*Input data*:
=-=-=

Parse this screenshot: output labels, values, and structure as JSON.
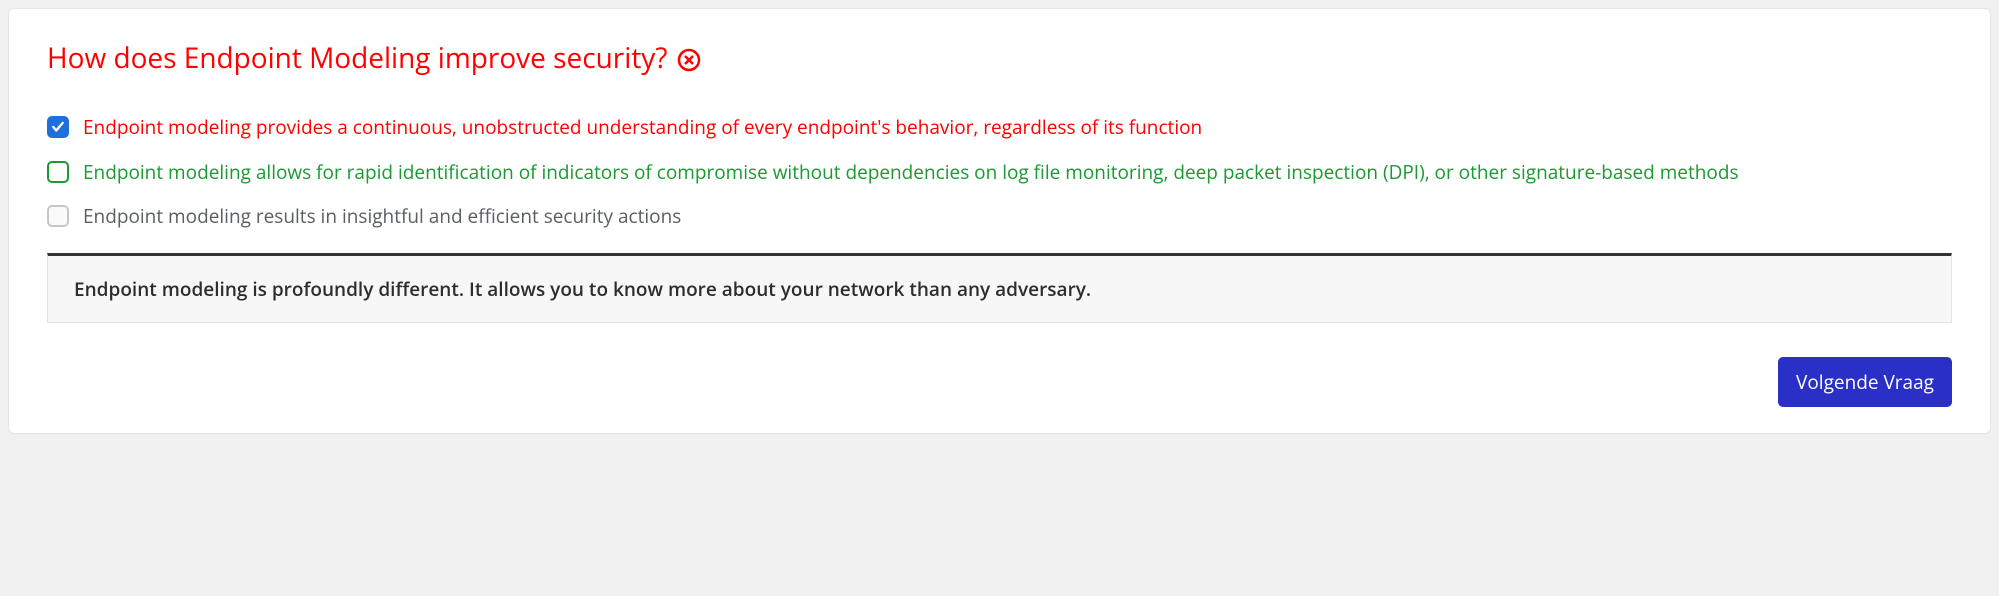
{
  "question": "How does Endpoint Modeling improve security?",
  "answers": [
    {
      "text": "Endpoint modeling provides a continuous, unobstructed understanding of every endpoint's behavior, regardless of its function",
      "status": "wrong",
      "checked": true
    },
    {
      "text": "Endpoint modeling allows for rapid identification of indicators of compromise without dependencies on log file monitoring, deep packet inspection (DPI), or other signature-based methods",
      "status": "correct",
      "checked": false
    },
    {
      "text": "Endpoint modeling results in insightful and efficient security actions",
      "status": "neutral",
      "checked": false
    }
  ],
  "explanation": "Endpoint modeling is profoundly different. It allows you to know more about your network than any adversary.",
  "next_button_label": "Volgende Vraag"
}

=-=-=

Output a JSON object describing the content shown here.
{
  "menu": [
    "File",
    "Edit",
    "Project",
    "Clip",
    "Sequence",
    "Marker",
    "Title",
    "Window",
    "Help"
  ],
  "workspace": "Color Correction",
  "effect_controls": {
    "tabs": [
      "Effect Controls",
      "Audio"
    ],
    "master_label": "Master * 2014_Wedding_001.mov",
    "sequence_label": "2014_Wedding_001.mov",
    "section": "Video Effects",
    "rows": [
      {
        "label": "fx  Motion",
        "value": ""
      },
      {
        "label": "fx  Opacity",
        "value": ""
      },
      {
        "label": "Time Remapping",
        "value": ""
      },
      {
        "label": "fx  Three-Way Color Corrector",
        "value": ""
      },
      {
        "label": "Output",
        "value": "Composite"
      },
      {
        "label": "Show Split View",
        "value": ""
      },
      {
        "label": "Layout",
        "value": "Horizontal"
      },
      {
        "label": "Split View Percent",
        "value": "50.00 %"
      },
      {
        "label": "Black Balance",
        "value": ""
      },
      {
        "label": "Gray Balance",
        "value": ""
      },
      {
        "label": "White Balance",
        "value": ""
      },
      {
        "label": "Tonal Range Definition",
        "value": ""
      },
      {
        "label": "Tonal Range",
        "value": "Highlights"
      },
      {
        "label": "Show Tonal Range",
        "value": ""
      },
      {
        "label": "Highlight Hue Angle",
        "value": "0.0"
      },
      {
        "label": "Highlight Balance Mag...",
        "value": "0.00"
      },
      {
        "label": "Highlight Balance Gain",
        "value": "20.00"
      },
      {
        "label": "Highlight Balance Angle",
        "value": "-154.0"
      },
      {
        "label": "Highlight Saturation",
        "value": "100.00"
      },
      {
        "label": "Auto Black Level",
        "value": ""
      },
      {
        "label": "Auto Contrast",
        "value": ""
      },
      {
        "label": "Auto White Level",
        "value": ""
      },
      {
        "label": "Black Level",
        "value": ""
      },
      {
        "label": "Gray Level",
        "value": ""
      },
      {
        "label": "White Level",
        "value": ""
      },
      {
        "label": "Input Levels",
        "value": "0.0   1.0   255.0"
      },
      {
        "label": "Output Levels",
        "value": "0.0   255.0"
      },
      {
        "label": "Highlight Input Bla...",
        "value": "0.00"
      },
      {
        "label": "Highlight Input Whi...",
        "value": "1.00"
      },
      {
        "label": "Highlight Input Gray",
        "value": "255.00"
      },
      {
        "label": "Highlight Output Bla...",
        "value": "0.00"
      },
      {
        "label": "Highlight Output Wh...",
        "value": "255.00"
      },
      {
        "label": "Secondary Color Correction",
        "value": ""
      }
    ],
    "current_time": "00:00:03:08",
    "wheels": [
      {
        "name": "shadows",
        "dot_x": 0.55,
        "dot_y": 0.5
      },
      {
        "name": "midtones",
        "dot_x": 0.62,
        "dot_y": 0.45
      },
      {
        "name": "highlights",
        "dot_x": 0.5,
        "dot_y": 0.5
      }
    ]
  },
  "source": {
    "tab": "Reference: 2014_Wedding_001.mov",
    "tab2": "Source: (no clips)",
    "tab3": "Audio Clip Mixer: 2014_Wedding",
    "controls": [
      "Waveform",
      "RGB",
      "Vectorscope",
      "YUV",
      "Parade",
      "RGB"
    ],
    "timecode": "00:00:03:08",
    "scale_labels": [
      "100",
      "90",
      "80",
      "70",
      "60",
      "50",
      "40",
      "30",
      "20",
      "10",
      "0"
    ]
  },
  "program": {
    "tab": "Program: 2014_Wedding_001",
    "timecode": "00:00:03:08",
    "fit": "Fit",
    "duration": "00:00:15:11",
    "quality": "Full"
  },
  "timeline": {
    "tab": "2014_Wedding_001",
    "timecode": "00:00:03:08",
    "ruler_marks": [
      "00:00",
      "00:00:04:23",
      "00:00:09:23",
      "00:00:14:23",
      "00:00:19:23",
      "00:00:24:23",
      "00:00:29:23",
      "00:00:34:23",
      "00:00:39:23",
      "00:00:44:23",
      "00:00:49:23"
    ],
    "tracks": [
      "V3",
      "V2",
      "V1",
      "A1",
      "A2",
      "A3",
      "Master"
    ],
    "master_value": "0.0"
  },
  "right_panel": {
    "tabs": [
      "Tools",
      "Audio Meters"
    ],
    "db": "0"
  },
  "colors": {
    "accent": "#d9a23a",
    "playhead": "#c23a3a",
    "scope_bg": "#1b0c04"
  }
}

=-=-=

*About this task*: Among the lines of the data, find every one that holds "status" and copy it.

*Reply to the task*:
      "status": "wrong",
      "status": "correct",
      "status": "neutral",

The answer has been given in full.